Through all this I didn't even get wet (since I had my foulie pants and sailing boots on), but it was definitely a spooky moment. I never want to see the boat from outside the lifelines again. I promptly put my inflatable life jacket on after that (which, like most idiots, I wasn't wearing at the time.) Apparently, someone else on another boat wasn't so lucky and went overboard. Fortunately, another boat picked up the wayward crew member.

I managed to finish the evening without any other incidents aside from bruises on my hips and knees from scurrying around plus another briefly scary moment as I pitched into the cockpit spinnaker bag (just barely catching myself before dropping headfirst into the bag). It was perversely a very fun evening, exactly the kind of evening I love sail racing.

I'll just be sure to wear my life jacket from now on.

Not Off to a Good Start

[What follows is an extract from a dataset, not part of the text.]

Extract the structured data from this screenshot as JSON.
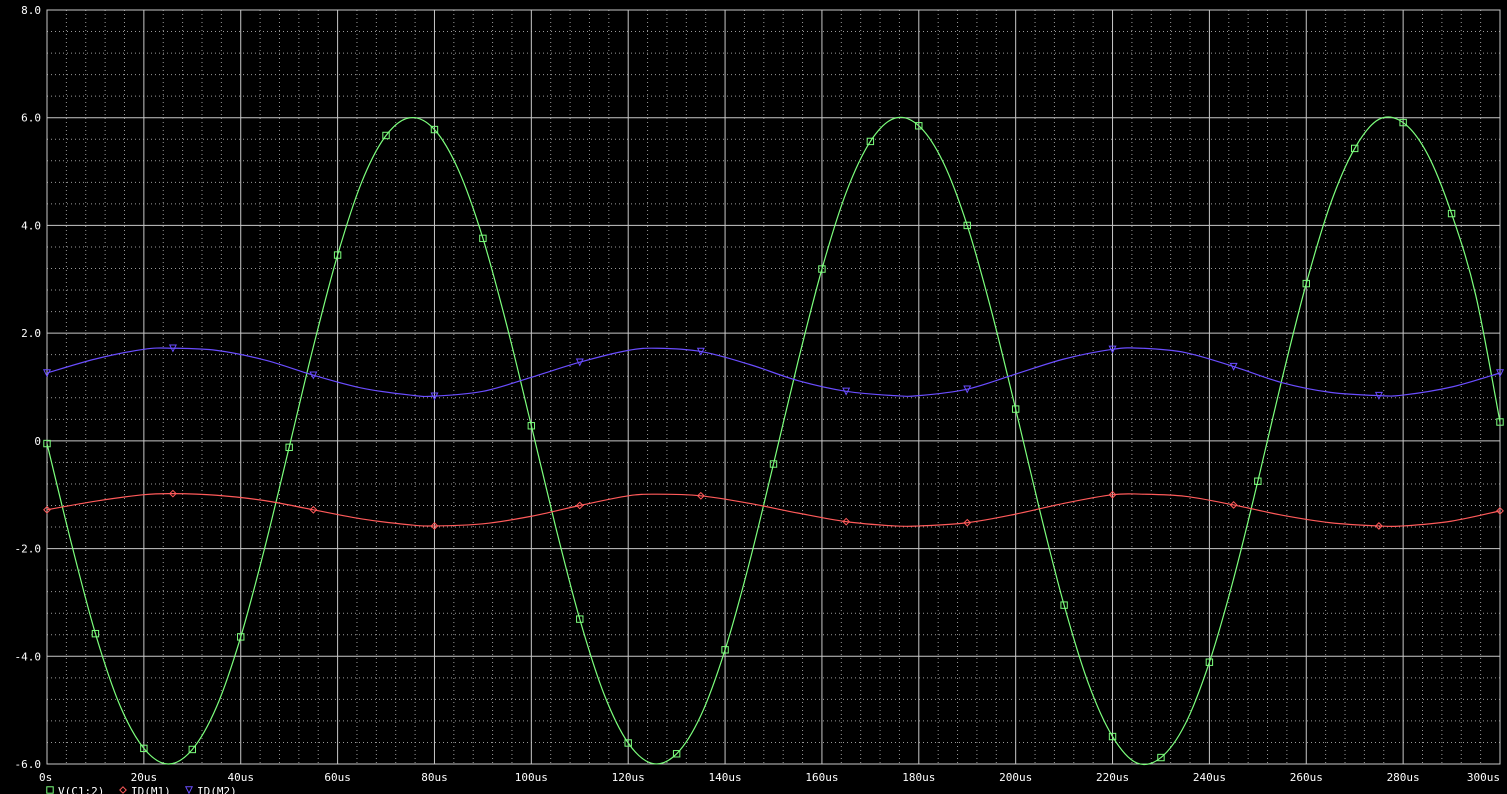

As I mentioned earlier, I had hoped to ride my bicycle in the Chilly Hilly as part of my training for RSVP (Ride from Seattle to Vancouver and Party). Well, it was today, but I didn't make it. I came down with a sinus infection and have been feverish, congested, and generally miserable for the past few days with no relief in sight. Too bad too -- it was a lovely day today -- not chilly at all. I did manage to get a few rides with friends; good to get an early start on the season. Once I recover, I'll need to get moving again. Oh well.